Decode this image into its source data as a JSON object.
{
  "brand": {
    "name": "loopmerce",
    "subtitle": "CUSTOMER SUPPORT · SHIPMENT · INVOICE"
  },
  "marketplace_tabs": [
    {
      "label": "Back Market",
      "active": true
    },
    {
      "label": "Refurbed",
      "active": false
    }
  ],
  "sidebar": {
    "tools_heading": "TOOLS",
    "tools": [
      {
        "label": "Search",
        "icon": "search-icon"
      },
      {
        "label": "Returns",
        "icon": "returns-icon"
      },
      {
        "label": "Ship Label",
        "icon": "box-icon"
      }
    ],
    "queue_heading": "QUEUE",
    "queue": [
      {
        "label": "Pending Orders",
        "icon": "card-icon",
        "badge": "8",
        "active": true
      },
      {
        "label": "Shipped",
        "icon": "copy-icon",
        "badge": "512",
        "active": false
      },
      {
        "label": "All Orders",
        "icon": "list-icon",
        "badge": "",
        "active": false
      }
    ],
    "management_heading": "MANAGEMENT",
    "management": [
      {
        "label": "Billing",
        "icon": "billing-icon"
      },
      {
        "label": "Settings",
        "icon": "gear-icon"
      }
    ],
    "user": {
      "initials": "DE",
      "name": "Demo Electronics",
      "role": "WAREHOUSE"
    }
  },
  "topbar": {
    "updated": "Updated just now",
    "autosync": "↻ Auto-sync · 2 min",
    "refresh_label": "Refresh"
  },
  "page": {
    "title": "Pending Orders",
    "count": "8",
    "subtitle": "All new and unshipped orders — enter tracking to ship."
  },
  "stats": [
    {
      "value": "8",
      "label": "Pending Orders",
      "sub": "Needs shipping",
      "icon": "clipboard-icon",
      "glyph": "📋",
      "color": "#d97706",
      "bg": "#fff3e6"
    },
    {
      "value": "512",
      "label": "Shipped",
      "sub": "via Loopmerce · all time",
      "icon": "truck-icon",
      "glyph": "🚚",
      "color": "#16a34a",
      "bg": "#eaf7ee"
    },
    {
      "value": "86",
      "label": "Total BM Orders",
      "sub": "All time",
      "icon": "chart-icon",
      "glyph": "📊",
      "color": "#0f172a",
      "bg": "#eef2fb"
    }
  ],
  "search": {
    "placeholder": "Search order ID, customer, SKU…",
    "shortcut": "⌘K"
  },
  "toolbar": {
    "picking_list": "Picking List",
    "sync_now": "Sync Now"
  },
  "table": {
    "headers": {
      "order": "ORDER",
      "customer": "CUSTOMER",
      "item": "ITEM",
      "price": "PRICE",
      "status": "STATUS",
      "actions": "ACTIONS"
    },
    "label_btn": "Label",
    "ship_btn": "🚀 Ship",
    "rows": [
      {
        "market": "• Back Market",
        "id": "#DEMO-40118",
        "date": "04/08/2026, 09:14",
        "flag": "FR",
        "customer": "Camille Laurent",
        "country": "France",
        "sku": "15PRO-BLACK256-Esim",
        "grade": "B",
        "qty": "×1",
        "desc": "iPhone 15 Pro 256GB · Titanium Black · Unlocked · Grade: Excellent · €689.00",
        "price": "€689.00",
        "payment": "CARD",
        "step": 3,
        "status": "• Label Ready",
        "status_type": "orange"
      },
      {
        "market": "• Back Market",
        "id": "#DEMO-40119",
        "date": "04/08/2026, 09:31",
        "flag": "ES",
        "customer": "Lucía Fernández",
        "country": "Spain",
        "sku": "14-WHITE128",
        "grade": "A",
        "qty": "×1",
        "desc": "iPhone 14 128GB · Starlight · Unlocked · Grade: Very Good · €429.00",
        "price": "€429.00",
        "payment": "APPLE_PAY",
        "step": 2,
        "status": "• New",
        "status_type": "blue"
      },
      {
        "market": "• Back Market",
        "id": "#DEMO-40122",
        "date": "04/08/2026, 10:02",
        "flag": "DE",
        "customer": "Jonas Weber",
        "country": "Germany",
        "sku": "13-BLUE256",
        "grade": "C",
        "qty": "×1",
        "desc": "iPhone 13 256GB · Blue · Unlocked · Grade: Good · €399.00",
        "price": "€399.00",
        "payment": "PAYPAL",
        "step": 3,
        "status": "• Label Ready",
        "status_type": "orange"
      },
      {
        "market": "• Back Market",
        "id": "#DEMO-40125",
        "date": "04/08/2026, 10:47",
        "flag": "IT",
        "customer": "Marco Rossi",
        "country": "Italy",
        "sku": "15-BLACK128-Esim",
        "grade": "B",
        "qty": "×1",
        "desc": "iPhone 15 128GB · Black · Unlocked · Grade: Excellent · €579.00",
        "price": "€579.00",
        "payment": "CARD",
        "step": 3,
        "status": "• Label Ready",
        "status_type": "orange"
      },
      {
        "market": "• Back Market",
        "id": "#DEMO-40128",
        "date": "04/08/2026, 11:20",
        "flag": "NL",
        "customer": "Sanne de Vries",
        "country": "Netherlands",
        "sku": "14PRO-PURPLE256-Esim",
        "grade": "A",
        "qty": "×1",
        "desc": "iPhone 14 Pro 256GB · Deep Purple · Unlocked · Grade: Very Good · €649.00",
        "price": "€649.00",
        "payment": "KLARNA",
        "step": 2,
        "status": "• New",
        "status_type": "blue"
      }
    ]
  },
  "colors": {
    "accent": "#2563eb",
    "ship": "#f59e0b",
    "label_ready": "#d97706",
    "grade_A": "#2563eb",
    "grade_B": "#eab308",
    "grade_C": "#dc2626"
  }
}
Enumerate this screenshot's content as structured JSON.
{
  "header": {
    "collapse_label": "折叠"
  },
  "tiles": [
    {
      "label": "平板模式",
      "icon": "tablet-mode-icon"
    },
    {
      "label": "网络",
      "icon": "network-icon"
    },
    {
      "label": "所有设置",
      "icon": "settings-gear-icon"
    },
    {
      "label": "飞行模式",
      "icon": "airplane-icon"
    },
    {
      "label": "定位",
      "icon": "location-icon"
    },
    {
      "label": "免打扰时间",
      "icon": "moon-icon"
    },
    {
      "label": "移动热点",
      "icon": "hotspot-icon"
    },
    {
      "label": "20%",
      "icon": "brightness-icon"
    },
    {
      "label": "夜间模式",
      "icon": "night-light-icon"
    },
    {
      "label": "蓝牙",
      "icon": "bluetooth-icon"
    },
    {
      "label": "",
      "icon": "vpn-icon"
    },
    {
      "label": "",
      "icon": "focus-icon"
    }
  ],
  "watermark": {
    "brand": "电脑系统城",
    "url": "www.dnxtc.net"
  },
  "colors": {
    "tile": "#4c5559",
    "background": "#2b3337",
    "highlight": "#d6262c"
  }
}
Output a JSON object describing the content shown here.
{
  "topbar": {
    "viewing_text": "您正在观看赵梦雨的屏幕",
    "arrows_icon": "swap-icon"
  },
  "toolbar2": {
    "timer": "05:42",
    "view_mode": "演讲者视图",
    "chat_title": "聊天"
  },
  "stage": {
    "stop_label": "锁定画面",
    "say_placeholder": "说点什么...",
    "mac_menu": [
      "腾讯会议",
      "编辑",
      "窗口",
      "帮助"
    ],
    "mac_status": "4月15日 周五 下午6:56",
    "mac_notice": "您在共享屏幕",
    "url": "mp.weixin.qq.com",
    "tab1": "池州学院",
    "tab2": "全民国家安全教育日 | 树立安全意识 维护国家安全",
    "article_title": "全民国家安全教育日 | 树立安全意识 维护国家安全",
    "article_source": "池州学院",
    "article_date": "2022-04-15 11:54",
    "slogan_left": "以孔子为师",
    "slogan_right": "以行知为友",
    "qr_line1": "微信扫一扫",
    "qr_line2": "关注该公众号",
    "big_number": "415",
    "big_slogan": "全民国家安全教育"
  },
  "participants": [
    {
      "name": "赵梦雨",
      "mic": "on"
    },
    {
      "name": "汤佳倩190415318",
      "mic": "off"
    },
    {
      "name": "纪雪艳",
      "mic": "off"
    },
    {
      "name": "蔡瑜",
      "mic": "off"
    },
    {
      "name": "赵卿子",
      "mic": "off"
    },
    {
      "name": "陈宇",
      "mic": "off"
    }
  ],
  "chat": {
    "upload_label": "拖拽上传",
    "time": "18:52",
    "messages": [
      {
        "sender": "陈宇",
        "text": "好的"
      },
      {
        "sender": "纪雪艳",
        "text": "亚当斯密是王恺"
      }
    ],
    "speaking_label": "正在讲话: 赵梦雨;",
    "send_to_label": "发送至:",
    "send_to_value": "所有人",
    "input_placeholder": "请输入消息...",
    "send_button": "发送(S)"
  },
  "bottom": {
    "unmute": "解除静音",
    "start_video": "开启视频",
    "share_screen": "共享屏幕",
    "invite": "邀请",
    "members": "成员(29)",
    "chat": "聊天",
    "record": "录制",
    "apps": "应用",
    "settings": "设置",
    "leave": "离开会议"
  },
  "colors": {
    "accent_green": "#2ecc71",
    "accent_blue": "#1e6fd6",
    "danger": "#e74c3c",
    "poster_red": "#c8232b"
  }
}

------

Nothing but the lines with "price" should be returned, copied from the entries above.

■ Task answer ■
      "price": "PRICE",
        "price": "€689.00",
        "price": "€429.00",
        "price": "€399.00",
        "price": "€579.00",
        "price": "€649.00",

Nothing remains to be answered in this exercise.